*** Opening of Source material ***

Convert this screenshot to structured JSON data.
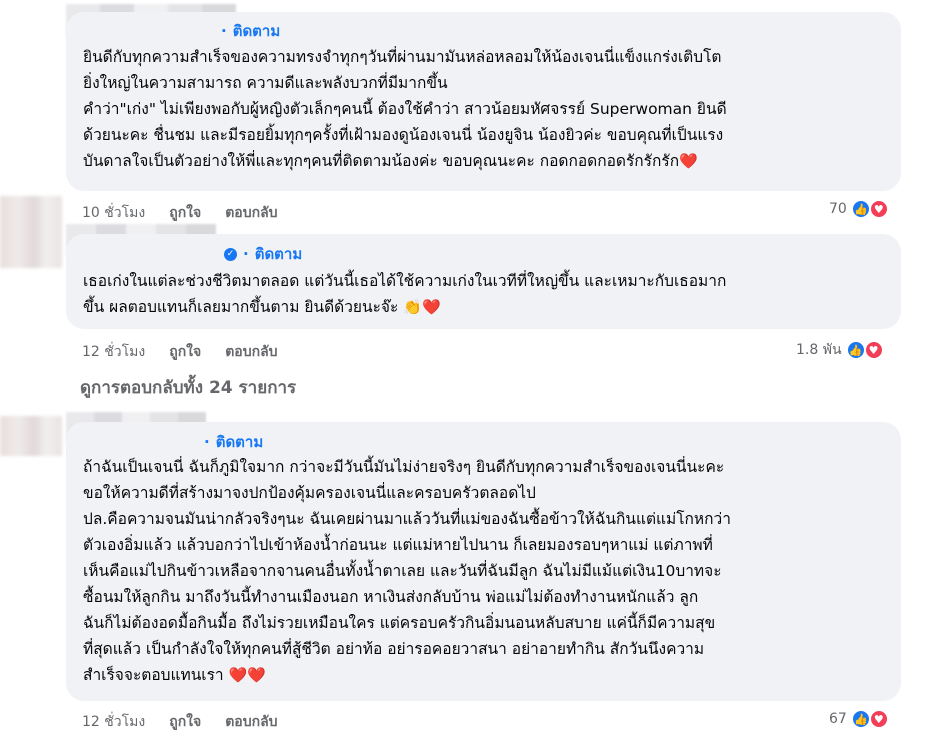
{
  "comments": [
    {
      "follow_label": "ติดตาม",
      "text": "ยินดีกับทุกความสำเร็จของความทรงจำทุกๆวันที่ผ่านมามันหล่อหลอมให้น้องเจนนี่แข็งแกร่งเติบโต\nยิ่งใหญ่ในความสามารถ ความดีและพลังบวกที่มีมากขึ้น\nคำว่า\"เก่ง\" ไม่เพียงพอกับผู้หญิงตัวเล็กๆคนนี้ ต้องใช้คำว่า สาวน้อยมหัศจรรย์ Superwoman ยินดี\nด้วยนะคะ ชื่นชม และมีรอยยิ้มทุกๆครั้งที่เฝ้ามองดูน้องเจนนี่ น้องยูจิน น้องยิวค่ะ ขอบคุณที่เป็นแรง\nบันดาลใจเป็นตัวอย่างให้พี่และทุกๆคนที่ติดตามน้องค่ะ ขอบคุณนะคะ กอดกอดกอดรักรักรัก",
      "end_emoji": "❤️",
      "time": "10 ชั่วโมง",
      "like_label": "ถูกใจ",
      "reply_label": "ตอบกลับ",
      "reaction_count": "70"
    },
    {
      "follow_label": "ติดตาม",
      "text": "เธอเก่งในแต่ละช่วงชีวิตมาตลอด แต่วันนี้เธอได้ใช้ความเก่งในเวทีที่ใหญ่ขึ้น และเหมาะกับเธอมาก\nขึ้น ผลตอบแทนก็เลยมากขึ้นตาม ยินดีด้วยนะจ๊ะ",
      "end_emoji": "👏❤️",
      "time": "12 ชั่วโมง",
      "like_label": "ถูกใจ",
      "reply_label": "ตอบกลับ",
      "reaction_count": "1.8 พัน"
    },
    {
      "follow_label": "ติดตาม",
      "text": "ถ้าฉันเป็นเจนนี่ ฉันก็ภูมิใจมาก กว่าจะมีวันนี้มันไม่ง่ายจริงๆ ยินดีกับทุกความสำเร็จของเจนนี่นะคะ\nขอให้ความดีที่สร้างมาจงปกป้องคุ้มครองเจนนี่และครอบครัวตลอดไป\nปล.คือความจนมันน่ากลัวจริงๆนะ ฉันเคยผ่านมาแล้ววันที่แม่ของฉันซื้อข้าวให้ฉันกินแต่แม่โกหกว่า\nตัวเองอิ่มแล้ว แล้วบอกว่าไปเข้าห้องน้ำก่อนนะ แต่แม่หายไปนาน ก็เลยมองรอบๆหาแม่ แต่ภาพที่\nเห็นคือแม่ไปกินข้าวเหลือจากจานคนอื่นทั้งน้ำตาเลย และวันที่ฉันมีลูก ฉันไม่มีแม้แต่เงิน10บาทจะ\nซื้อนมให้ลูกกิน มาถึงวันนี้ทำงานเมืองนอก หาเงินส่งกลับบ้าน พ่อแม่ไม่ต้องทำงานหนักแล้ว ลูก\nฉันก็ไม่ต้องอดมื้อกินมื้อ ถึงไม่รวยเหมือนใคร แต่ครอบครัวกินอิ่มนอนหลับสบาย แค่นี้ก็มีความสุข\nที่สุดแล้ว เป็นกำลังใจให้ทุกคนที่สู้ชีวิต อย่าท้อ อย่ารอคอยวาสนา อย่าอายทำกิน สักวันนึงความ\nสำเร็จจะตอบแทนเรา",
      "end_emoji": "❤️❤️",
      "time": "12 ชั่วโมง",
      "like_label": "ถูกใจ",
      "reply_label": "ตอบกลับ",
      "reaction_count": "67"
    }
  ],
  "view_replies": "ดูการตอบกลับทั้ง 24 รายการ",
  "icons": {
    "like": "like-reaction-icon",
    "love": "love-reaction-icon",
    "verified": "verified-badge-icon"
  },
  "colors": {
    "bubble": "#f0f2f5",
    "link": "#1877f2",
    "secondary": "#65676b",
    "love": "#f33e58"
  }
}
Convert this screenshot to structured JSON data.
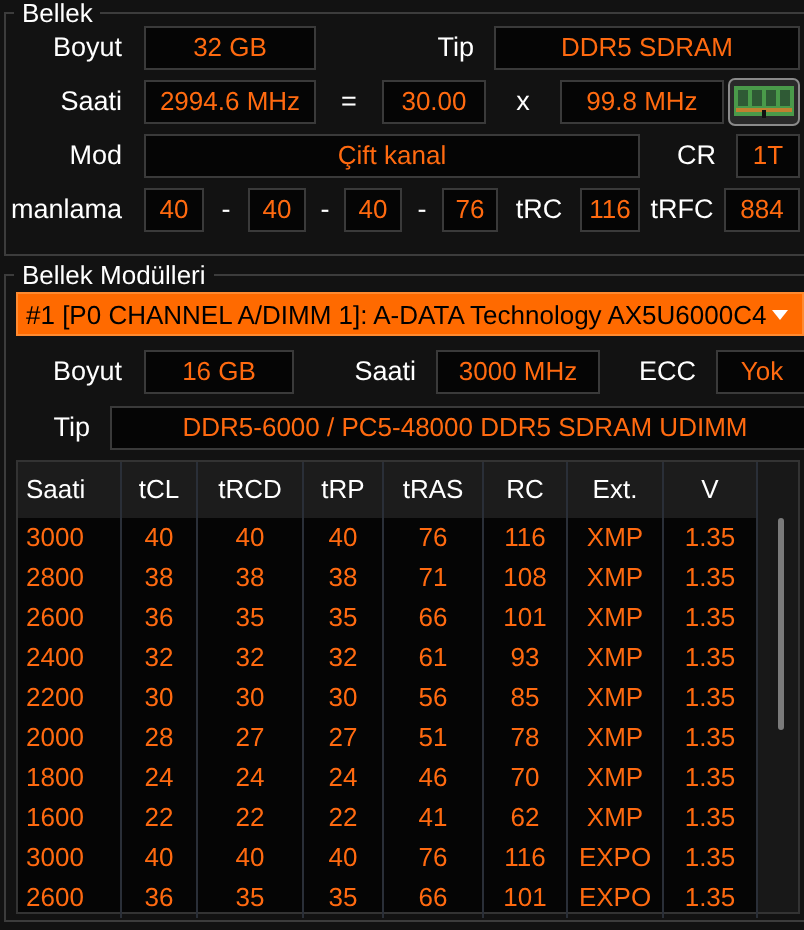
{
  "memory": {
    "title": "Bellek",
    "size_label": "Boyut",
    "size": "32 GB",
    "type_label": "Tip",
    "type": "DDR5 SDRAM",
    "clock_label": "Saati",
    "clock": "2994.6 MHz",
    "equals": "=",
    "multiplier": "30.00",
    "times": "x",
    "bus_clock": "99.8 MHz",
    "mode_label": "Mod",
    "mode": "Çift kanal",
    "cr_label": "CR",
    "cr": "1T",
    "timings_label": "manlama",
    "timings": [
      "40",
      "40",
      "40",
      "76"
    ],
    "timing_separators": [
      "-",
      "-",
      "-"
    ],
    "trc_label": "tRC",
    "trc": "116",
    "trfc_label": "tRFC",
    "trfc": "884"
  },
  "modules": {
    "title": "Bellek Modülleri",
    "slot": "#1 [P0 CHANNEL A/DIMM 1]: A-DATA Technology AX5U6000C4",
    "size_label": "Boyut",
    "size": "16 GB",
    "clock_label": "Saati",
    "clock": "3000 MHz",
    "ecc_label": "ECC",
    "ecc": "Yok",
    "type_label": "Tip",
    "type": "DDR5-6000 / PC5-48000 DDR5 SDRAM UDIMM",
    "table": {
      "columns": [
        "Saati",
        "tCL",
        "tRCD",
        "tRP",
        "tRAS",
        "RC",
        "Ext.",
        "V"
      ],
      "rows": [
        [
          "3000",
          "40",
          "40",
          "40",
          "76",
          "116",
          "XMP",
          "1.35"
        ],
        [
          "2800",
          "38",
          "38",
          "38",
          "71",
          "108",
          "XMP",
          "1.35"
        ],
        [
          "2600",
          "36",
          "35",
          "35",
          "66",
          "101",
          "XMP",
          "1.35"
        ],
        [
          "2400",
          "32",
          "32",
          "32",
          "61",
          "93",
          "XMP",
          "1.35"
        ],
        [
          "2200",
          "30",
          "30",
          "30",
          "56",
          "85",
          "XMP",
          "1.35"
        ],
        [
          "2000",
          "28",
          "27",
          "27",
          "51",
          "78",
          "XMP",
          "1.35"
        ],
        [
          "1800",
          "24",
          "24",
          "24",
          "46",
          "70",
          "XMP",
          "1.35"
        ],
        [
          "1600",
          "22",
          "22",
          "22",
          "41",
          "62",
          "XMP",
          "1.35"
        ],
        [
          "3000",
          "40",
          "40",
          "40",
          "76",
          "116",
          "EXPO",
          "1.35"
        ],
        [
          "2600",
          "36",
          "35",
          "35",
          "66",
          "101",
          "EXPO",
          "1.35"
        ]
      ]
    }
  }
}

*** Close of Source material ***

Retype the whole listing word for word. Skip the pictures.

Solution below:
Convert this screenshot to structured JSON data.
{
  "comments": [
    {
      "follow_label": "ติดตาม",
      "text": "ยินดีกับทุกความสำเร็จของความทรงจำทุกๆวันที่ผ่านมามันหล่อหลอมให้น้องเจนนี่แข็งแกร่งเติบโต\nยิ่งใหญ่ในความสามารถ ความดีและพลังบวกที่มีมากขึ้น\nคำว่า\"เก่ง\" ไม่เพียงพอกับผู้หญิงตัวเล็กๆคนนี้ ต้องใช้คำว่า สาวน้อยมหัศจรรย์ Superwoman ยินดี\nด้วยนะคะ ชื่นชม และมีรอยยิ้มทุกๆครั้งที่เฝ้ามองดูน้องเจนนี่ น้องยูจิน น้องยิวค่ะ ขอบคุณที่เป็นแรง\nบันดาลใจเป็นตัวอย่างให้พี่และทุกๆคนที่ติดตามน้องค่ะ ขอบคุณนะคะ กอดกอดกอดรักรักรัก",
      "end_emoji": "❤️",
      "time": "10 ชั่วโมง",
      "like_label": "ถูกใจ",
      "reply_label": "ตอบกลับ",
      "reaction_count": "70"
    },
    {
      "follow_label": "ติดตาม",
      "text": "เธอเก่งในแต่ละช่วงชีวิตมาตลอด แต่วันนี้เธอได้ใช้ความเก่งในเวทีที่ใหญ่ขึ้น และเหมาะกับเธอมาก\nขึ้น ผลตอบแทนก็เลยมากขึ้นตาม ยินดีด้วยนะจ๊ะ",
      "end_emoji": "👏❤️",
      "time": "12 ชั่วโมง",
      "like_label": "ถูกใจ",
      "reply_label": "ตอบกลับ",
      "reaction_count": "1.8 พัน"
    },
    {
      "follow_label": "ติดตาม",
      "text": "ถ้าฉันเป็นเจนนี่ ฉันก็ภูมิใจมาก กว่าจะมีวันนี้มันไม่ง่ายจริงๆ ยินดีกับทุกความสำเร็จของเจนนี่นะคะ\nขอให้ความดีที่สร้างมาจงปกป้องคุ้มครองเจนนี่และครอบครัวตลอดไป\nปล.คือความจนมันน่ากลัวจริงๆนะ ฉันเคยผ่านมาแล้ววันที่แม่ของฉันซื้อข้าวให้ฉันกินแต่แม่โกหกว่า\nตัวเองอิ่มแล้ว แล้วบอกว่าไปเข้าห้องน้ำก่อนนะ แต่แม่หายไปนาน ก็เลยมองรอบๆหาแม่ แต่ภาพที่\nเห็นคือแม่ไปกินข้าวเหลือจากจานคนอื่นทั้งน้ำตาเลย และวันที่ฉันมีลูก ฉันไม่มีแม้แต่เงิน10บาทจะ\nซื้อนมให้ลูกกิน มาถึงวันนี้ทำงานเมืองนอก หาเงินส่งกลับบ้าน พ่อแม่ไม่ต้องทำงานหนักแล้ว ลูก\nฉันก็ไม่ต้องอดมื้อกินมื้อ ถึงไม่รวยเหมือนใคร แต่ครอบครัวกินอิ่มนอนหลับสบาย แค่นี้ก็มีความสุข\nที่สุดแล้ว เป็นกำลังใจให้ทุกคนที่สู้ชีวิต อย่าท้อ อย่ารอคอยวาสนา อย่าอายทำกิน สักวันนึงความ\nสำเร็จจะตอบแทนเรา",
      "end_emoji": "❤️❤️",
      "time": "12 ชั่วโมง",
      "like_label": "ถูกใจ",
      "reply_label": "ตอบกลับ",
      "reaction_count": "67"
    }
  ],
  "view_replies": "ดูการตอบกลับทั้ง 24 รายการ",
  "icons": {
    "like": "like-reaction-icon",
    "love": "love-reaction-icon",
    "verified": "verified-badge-icon"
  },
  "colors": {
    "bubble": "#f0f2f5",
    "link": "#1877f2",
    "secondary": "#65676b",
    "love": "#f33e58"
  }
}
Convert this screenshot to structured JSON data.
{
  "memory": {
    "title": "Bellek",
    "size_label": "Boyut",
    "size": "32 GB",
    "type_label": "Tip",
    "type": "DDR5 SDRAM",
    "clock_label": "Saati",
    "clock": "2994.6 MHz",
    "equals": "=",
    "multiplier": "30.00",
    "times": "x",
    "bus_clock": "99.8 MHz",
    "mode_label": "Mod",
    "mode": "Çift kanal",
    "cr_label": "CR",
    "cr": "1T",
    "timings_label": "manlama",
    "timings": [
      "40",
      "40",
      "40",
      "76"
    ],
    "timing_separators": [
      "-",
      "-",
      "-"
    ],
    "trc_label": "tRC",
    "trc": "116",
    "trfc_label": "tRFC",
    "trfc": "884"
  },
  "modules": {
    "title": "Bellek Modülleri",
    "slot": "#1 [P0 CHANNEL A/DIMM 1]: A-DATA Technology AX5U6000C4",
    "size_label": "Boyut",
    "size": "16 GB",
    "clock_label": "Saati",
    "clock": "3000 MHz",
    "ecc_label": "ECC",
    "ecc": "Yok",
    "type_label": "Tip",
    "type": "DDR5-6000 / PC5-48000 DDR5 SDRAM UDIMM",
    "table": {
      "columns": [
        "Saati",
        "tCL",
        "tRCD",
        "tRP",
        "tRAS",
        "RC",
        "Ext.",
        "V"
      ],
      "rows": [
        [
          "3000",
          "40",
          "40",
          "40",
          "76",
          "116",
          "XMP",
          "1.35"
        ],
        [
          "2800",
          "38",
          "38",
          "38",
          "71",
          "108",
          "XMP",
          "1.35"
        ],
        [
          "2600",
          "36",
          "35",
          "35",
          "66",
          "101",
          "XMP",
          "1.35"
        ],
        [
          "2400",
          "32",
          "32",
          "32",
          "61",
          "93",
          "XMP",
          "1.35"
        ],
        [
          "2200",
          "30",
          "30",
          "30",
          "56",
          "85",
          "XMP",
          "1.35"
        ],
        [
          "2000",
          "28",
          "27",
          "27",
          "51",
          "78",
          "XMP",
          "1.35"
        ],
        [
          "1800",
          "24",
          "24",
          "24",
          "46",
          "70",
          "XMP",
          "1.35"
        ],
        [
          "1600",
          "22",
          "22",
          "22",
          "41",
          "62",
          "XMP",
          "1.35"
        ],
        [
          "3000",
          "40",
          "40",
          "40",
          "76",
          "116",
          "EXPO",
          "1.35"
        ],
        [
          "2600",
          "36",
          "35",
          "35",
          "66",
          "101",
          "EXPO",
          "1.35"
        ]
      ]
    }
  }
}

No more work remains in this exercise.